▸ **Activity**: Say only the number of lines in the entries below that contain "more".

*** Opening of Excerpted records ***

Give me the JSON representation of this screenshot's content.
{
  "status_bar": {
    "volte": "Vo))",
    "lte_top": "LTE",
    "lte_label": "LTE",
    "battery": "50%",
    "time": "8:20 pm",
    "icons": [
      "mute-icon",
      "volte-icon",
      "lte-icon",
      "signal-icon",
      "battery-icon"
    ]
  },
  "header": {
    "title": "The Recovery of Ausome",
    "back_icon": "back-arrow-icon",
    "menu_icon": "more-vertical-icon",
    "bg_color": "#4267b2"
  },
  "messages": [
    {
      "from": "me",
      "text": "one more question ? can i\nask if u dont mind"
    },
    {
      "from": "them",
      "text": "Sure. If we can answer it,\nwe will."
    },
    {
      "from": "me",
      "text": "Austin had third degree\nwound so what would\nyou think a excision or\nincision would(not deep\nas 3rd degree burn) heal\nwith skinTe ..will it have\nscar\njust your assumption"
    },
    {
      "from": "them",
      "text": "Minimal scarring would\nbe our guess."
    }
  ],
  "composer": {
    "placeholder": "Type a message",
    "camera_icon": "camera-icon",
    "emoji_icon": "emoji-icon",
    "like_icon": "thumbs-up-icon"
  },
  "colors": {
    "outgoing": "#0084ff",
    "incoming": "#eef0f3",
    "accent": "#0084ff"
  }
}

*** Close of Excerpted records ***

▸ **Answer to the problem**: 2